Its been a busy weekend, what with family staying and others visiting. Its been the finest Easter on record as fas as weather is concerned and we’ve all been at the beach, where friends kindly lent us their beach-hut.
The house was awash with Easter Eggs, and now we have two grandchildren (see below) there were even more than usual. The early morning light gave some opportunities for getting the tripod out and taking some flower portraits with the camera. The one to the left of here got in a “best shot of the day” category on a photo-sharing website and then later on the one below also got the same award.
The Kindle – a literary game-changer
Every evidence suggests that the Kindle is having a massive impact on reading habits. If you look at the Kindle best sellers, not one of the top ten costs more than £1.50. Quite a game-changer. But who wants to pay more for a book when after you’ve read it all you have is a random sequence of bits and bytes which you can’t even send on to anyone else?
Amazon have certainly understood its potential, with their Spring Spectacular containing a huge range of books under £1.50. I’m no apologist for Amazon, but it was easy to spend a fiver or so here and come away with two or three Booker shortlists from last year and the year before and a couple of reference books for later use.
Even Michel Faber’s The Crimson Petal and the White is available for £1.47 – quite a bargain in view of its recent successful serialisation on BBC television. I bought a couple more Scandiavian crime novels including the excellent Shadow by Karin Alvtegen.
Its getting very difficult to see how publishers like Penguin are going to be able to carry on with their ebook pricing model when there are bargains like these to be had. Just one example, The Picture of Dorian Gray is available in Penguin Classics for £4.99 while you can get any number of free versions, or even “the Complete Works of Oscar Wilde for £0.70. Sometimes Penguin Classics have a translation which they want to defend but with an English language book the pricing is just barmy.
Its great to see companies like Blackbirde Books being formed to exploit the market in cheap e-books. Let’s face it, there are many good authors who are turned away from publishers simply because their books don’t fit the latest trends in book publishing.
I reviewed one of Blackbirde’s books last week, The Valley of Heaven and Hell – Cycling in the Shadow of Marie Antoinette, and was pleased to hear from author Susie Kelly that there had been a surge in sales after my review and it had climbed up the Amazon Travel and Holiday section list. Again pricing must surely be a factor in her sales figures. Who’s going to quibble about spending £1.39 on a download if the subject is interesting to you and it comes with a couple of good reviews.

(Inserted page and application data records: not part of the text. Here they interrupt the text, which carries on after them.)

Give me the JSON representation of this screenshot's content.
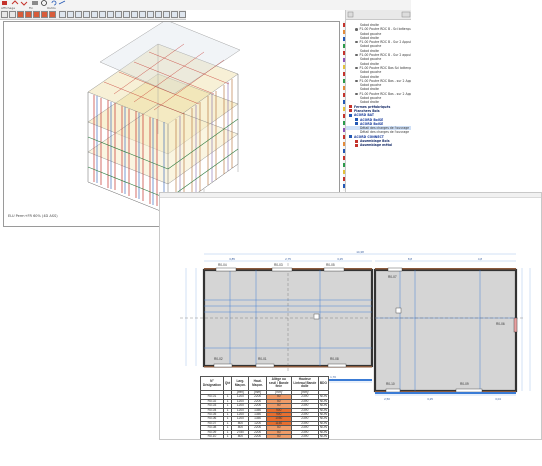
{
  "ribbon": {
    "groups": [
      "Affichage",
      "Fin",
      "Outils"
    ],
    "colors": {
      "accent_red": "#c4322b",
      "accent_blue": "#2358b5",
      "selection": "#cfe0f7"
    }
  },
  "viewport": {
    "status_text": "ELU Perm+FR 60% (4D ASS)"
  },
  "tree": {
    "items": [
      {
        "label": "Sabot droite",
        "level": 2,
        "style": "normal"
      },
      {
        "label": "P1-00 Poutre RDC B - Sci bdtenpur 1",
        "level": 1,
        "style": "node"
      },
      {
        "label": "Sabot gauche",
        "level": 2,
        "style": "normal"
      },
      {
        "label": "Sabot droite",
        "level": 2,
        "style": "normal"
      },
      {
        "label": "P1-00 Poutre RDC B - Sur 2 Appuis",
        "level": 1,
        "style": "node"
      },
      {
        "label": "Sabot gauche",
        "level": 2,
        "style": "normal"
      },
      {
        "label": "Sabot droite",
        "level": 2,
        "style": "normal"
      },
      {
        "label": "P1-00 Poutre RDC B - Sur 2 appuis",
        "level": 1,
        "style": "node"
      },
      {
        "label": "Sabot gauche",
        "level": 2,
        "style": "normal"
      },
      {
        "label": "Sabot droite",
        "level": 2,
        "style": "normal"
      },
      {
        "label": "P1-00 Poutre RDC Bas Sci bdtenpur",
        "level": 1,
        "style": "node"
      },
      {
        "label": "Sabot gauche",
        "level": 2,
        "style": "normal"
      },
      {
        "label": "Sabot droite",
        "level": 2,
        "style": "normal"
      },
      {
        "label": "P1-00 Poutre RDC Bas - sur 2 Appuis",
        "level": 1,
        "style": "node"
      },
      {
        "label": "Sabot gauche",
        "level": 2,
        "style": "normal"
      },
      {
        "label": "Sabot droite",
        "level": 2,
        "style": "normal"
      },
      {
        "label": "P1-00 Poutre RDC Bas - sur 2 Appuis",
        "level": 1,
        "style": "node"
      },
      {
        "label": "Sabot gauche",
        "level": 2,
        "style": "normal"
      },
      {
        "label": "Sabot droite",
        "level": 2,
        "style": "normal"
      },
      {
        "label": "Fermes préfabriqués",
        "level": 0,
        "style": "bold"
      },
      {
        "label": "Planchers Bois",
        "level": 0,
        "style": "bold"
      },
      {
        "label": "ACORD BAT",
        "level": 0,
        "style": "brand"
      },
      {
        "label": "ACORD BoiSE",
        "level": 1,
        "style": "brand"
      },
      {
        "label": "ACORD BoiSE",
        "level": 1,
        "style": "brand"
      },
      {
        "label": "Détail des charges de l'ouvrage",
        "level": 2,
        "style": "selected"
      },
      {
        "label": "Détail des charges de l'ouvrage",
        "level": 2,
        "style": "normal"
      },
      {
        "label": "ACORD CONNECT",
        "level": 0,
        "style": "brand"
      },
      {
        "label": "Assemblage Bois",
        "level": 1,
        "style": "bold"
      },
      {
        "label": "Assemblage métal",
        "level": 1,
        "style": "bold"
      }
    ]
  },
  "plan": {
    "wall_labels": [
      "R0-04",
      "R0-03",
      "R0-05",
      "R0-07",
      "R0-06",
      "R0-02",
      "R0-01",
      "R0-08",
      "R0-10",
      "R0-09"
    ],
    "dims_top": [
      "3,85",
      "2,75",
      "3,25",
      "8,8",
      "4,8"
    ],
    "dims_bottom": [
      "3,24",
      "4,25",
      "3,25",
      "4,00",
      "1,70",
      "2,50",
      "3,25",
      "3,04"
    ],
    "overall_width": "14,38"
  },
  "opening_table": {
    "headers": [
      "N° Désignation",
      "Qté",
      "Larg. Maçon.",
      "Haut. Maçon.",
      "Allège ou seuil / Bande finie",
      "Hauteur Linteau/ Bande dalle",
      "BDO"
    ],
    "units": [
      "",
      "",
      "[mm]",
      "[mm]",
      "[mm]",
      "[mm]",
      ""
    ],
    "rows": [
      [
        "R0-01",
        "1",
        "1200",
        "2200",
        "50",
        "2390",
        "NON"
      ],
      [
        "R0-02",
        "1",
        "1200",
        "2200",
        "50",
        "2390",
        "NON"
      ],
      [
        "R0-03",
        "1",
        "1200",
        "2200",
        "50",
        "2390",
        "NON"
      ],
      [
        "R0-04",
        "1",
        "1200",
        "1350",
        "900",
        "2390",
        "NON"
      ],
      [
        "R0-05",
        "1",
        "1200",
        "1350",
        "900",
        "2390",
        "NON"
      ],
      [
        "R0-06",
        "1",
        "1200",
        "1350",
        "1050",
        "2390",
        "NON"
      ],
      [
        "R0-07",
        "1",
        "800",
        "1200",
        "1150",
        "2390",
        "NON"
      ],
      [
        "R0-08",
        "1",
        "800",
        "2200",
        "50",
        "2390",
        "NON"
      ],
      [
        "R0-09",
        "1",
        "2780",
        "2200",
        "50",
        "2390",
        "NON"
      ],
      [
        "R0-10",
        "1",
        "800",
        "2200",
        "50",
        "2390",
        "NON"
      ]
    ]
  }
}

As far as I understand it, with cheap e-books self-promotion is the name of the game, and you need to get your book going “viral”. With ultra-low prices this can really work astonishingly well and authors need to use every means such as the Kindle forums (which are always an interesting browse).